Ancient Monuments

History on the Ground

This site is entirely user-supported. See how you can help.

Tramroad at Ystradgynlais

A Scheduled Monument in Seven Sisters (Blaendulais), Neath Port Talbot (Castell-nedd Port Talbot)

We don't have any photos of this monument yet. Why don't you be the first to send us one?

Upload Photo »

Approximate Location Map
Large Map »

If Google Street View is available, the image is from the best available vantage point looking, if possible, towards the location of the monument. Where it is not available, the satellite view is shown instead.


Latitude: 51.7752 / 51°46'30"N

Longitude: -3.7221 / 3°43'19"W

OS Eastings: 281281

OS Northings: 209901

OS Grid: SN812099

Mapcode National: GBR Y7.Z9F0

Mapcode Global: VH5G3.FNM1

Entry Name: Tramroad at Ystradgynlais

Scheduled Date:

Source: Cadw

Source ID: 618

Cadw Legacy ID: GM399

Schedule Class: Transport

Category: Tramroad

Period: Post Medieval/Modern

County: Neath Port Talbot (Castell-nedd Port Talbot)

Community: Seven Sisters (Blaendulais)

Built-Up Area: Seven Sisters

Traditional County: Glamorgan

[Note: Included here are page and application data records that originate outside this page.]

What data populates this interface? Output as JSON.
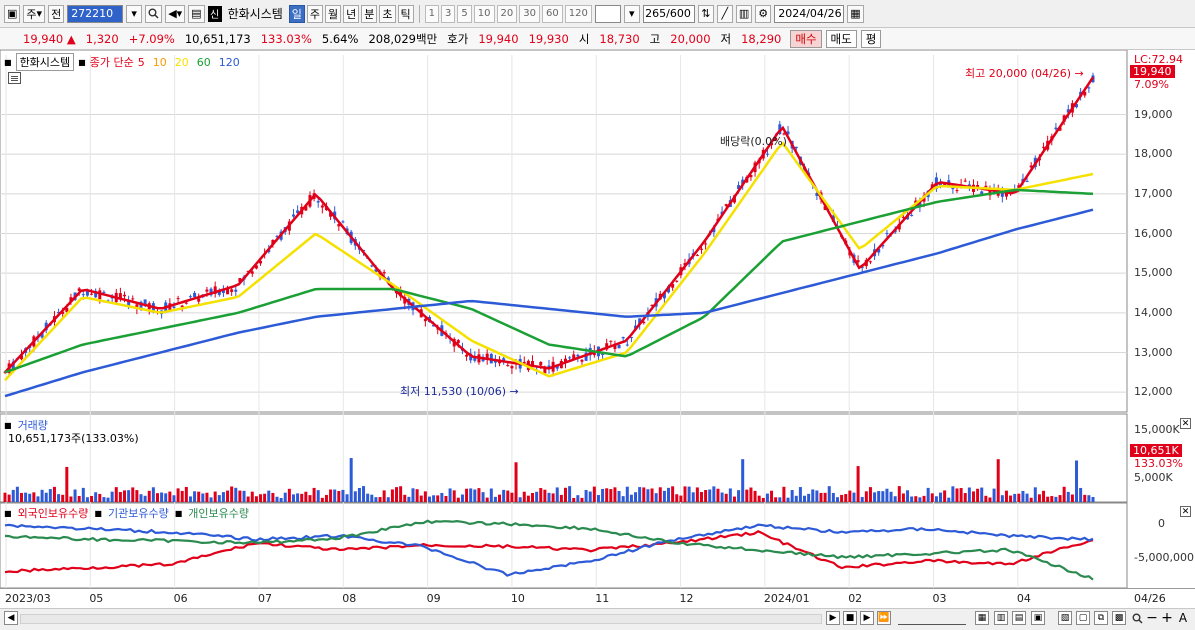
{
  "toolbar": {
    "period_select": "주",
    "prev_label": "전",
    "code": "272210",
    "badge": "신",
    "stock_name": "한화시스템",
    "periods": [
      "일",
      "주",
      "월",
      "년",
      "분",
      "초",
      "틱"
    ],
    "active_period": "일",
    "nums": [
      "1",
      "3",
      "5",
      "10",
      "20",
      "30",
      "60",
      "120"
    ],
    "count": "265",
    "count_total": "/600",
    "date": "2024/04/26"
  },
  "quote": {
    "price": "19,940",
    "change": "1,320",
    "change_pct": "+7.09%",
    "volume": "10,651,173",
    "vol_ratio": "133.03%",
    "turnover": "5.64%",
    "amount": "208,029백만",
    "bid_label": "호가",
    "ask_price": "19,940",
    "bid_price": "19,930",
    "open_label": "시",
    "open": "18,730",
    "high_label": "고",
    "high": "20,000",
    "low_label": "저",
    "low": "18,290",
    "buy": "매수",
    "sell": "매도",
    "eval": "평"
  },
  "legend": {
    "stock": "한화시스템",
    "ma_title": "종가 단순",
    "ma": [
      "5",
      "10",
      "20",
      "60",
      "120"
    ],
    "colors": [
      "#e0001a",
      "#ff9900",
      "#f5e100",
      "#1aa035",
      "#2d5ad6"
    ]
  },
  "annotations": {
    "high": "최고 20,000 (04/26)",
    "low": "최저 11,530 (10/06)",
    "dividend": "배당락(0.0%)"
  },
  "price_axis": {
    "lc": "LC:72.94",
    "last": "19,940",
    "last_pct": "7.09%",
    "ticks": [
      "19,000",
      "18,000",
      "17,000",
      "16,000",
      "15,000",
      "14,000",
      "13,000",
      "12,000"
    ]
  },
  "volume_panel": {
    "title": "거래량",
    "value": "10,651,173주(133.03%)",
    "ticks": [
      "15,000K",
      "5,000K"
    ],
    "last": "10,651K",
    "last_pct": "133.03%"
  },
  "holdings_panel": {
    "series": [
      "외국인보유수량",
      "기관보유수량",
      "개인보유수량"
    ],
    "colors": [
      "#e0001a",
      "#2d5ad6",
      "#2b8a4f"
    ],
    "ticks": [
      "0",
      "-5,000,000"
    ]
  },
  "x_axis": {
    "labels": [
      "2023/03",
      "05",
      "06",
      "07",
      "08",
      "09",
      "10",
      "11",
      "12",
      "2024/01",
      "02",
      "03",
      "04"
    ],
    "end": "04/26"
  },
  "chart_data": {
    "type": "line",
    "title": "한화시스템",
    "x": [
      "2023/03",
      "05",
      "06",
      "07",
      "08",
      "09",
      "10",
      "11",
      "12",
      "2024/01",
      "02",
      "03",
      "04",
      "04/26"
    ],
    "series": [
      {
        "name": "5",
        "values": [
          12500,
          14600,
          14100,
          14700,
          17000,
          14600,
          12900,
          12600,
          13300,
          15800,
          18700,
          15100,
          17300,
          17000,
          19940
        ]
      },
      {
        "name": "20",
        "values": [
          12300,
          14400,
          14000,
          14400,
          16000,
          14700,
          13300,
          12400,
          13000,
          15500,
          18300,
          15600,
          17200,
          17100,
          17500
        ]
      },
      {
        "name": "60",
        "values": [
          12500,
          13200,
          13600,
          14000,
          14600,
          14600,
          14100,
          13200,
          12900,
          13900,
          15800,
          16300,
          16800,
          17100,
          17000
        ]
      },
      {
        "name": "120",
        "values": [
          11900,
          12500,
          13000,
          13500,
          13900,
          14100,
          14300,
          14100,
          13900,
          14000,
          14500,
          15000,
          15500,
          16100,
          16600
        ]
      }
    ],
    "annotations": [
      "최고 20,000 (04/26)",
      "최저 11,530 (10/06)"
    ],
    "ylim": [
      11500,
      20500
    ],
    "grid": true
  }
}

The monument comprises the remains of the well preserved tramroad at Ystradgynlais. It was built c. 1832-7 as a 6.44km link line to the Brecon Forest Tramroad to enable limestone to be brought directly down to the Ynyscedwyn Ironworks. The proprietor was Joseph Claypon and the engineer's contractors were John and Robert Brunton. The whole length remains an impressive monument - the track runs through large cuttings and over impressive stretches of embankment on the expanse of Mynydd y Drum. At the canal end, Brunton's Incline, 1.2km long rising through 210m is among the most impressive tramroad inclines surviving in south Wales. The squared rubble masonry engine house and cable tunnel runs are located at NGR SN8013 0942.

The monument is of national importance for its potential to enhance and illustrate our knowledge and understanding of the development of the raw materials supply and transportation network associated with nineteenth century iron industry. It is well preserved and retains significant archaeological potential. There is a strong probability of the presence of evidence relating to layout, building techniques and functional detail.

The scheduled area comprises the remains described and areas around them within which related evidence may be expected to survive.

Source: Cadw

Other nearby scheduled monuments is an independent online resource and is not associated with any government department. All government data published here is used under licence. Please do not contact for any queries related to any individual ancient or schedued monument, planning permission related to scheduled monuments or the scheduling process itself. is a Good Stuff website.